The River of Doubt, by Candice Millard

Theordore Roosevelt’s Darkest Journey


After Teddy Roosevelt, the 26th U.S. president, failed his re-election effort he decided to have a great adventure. It had to be unique and something no one else had done. Exploring an uncharted river in South America fit his needs well. 

The River of Doubt is a black uncharted tributary of the Amazon that snakes through one of the most treacherous jungles in the world. The rain forest was anything but easy to deal with.
He took his son Kermit and they found an experienced guide, Candido Rondon, and crew. 

Candice Millard said, "When he wasn't too sick to sit up, Roosevelt sought comfort and distraction in the world that he knew best: his library. For his trip to Africa, he had spent months choosing the books that he would take with him, ordering special volumes that had been beautifully bound in pigskin, with type reduced to the smallest legible size, so that the books would be as light as possible."

Vipers, piranhas, poisonous plants, insect swarms were all serious threats as were Indians armed with poison tipped arrows. 

Roosevelt ended his journey sick with fever having lost 1/4 of his body weight. It was indeed Teddy Roosevelt’s darkest journey.


“Theodore you have the mind but you have not the body, and without the help of the body the mind cannot go as far as it should. I am giving you the tools, but it is up to you to make your body.” 

“In its intense and remorseless competition for every available nutrient, the Amazon offered little just for the taking.” 

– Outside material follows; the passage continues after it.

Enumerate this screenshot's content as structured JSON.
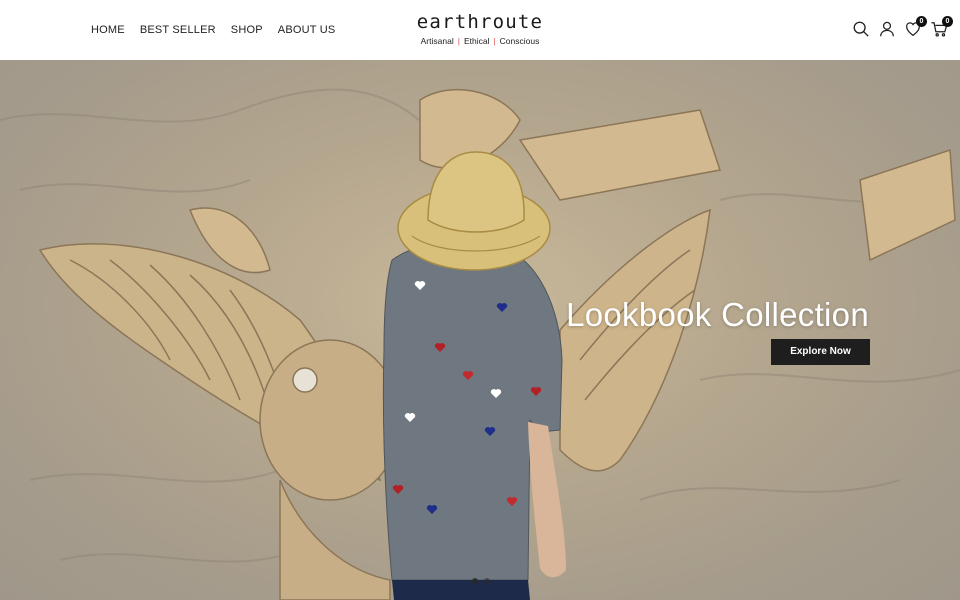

“Rhythmic eddies in the water betrayed the passage of anacondas, which can weigh as much as five hundred pounds.”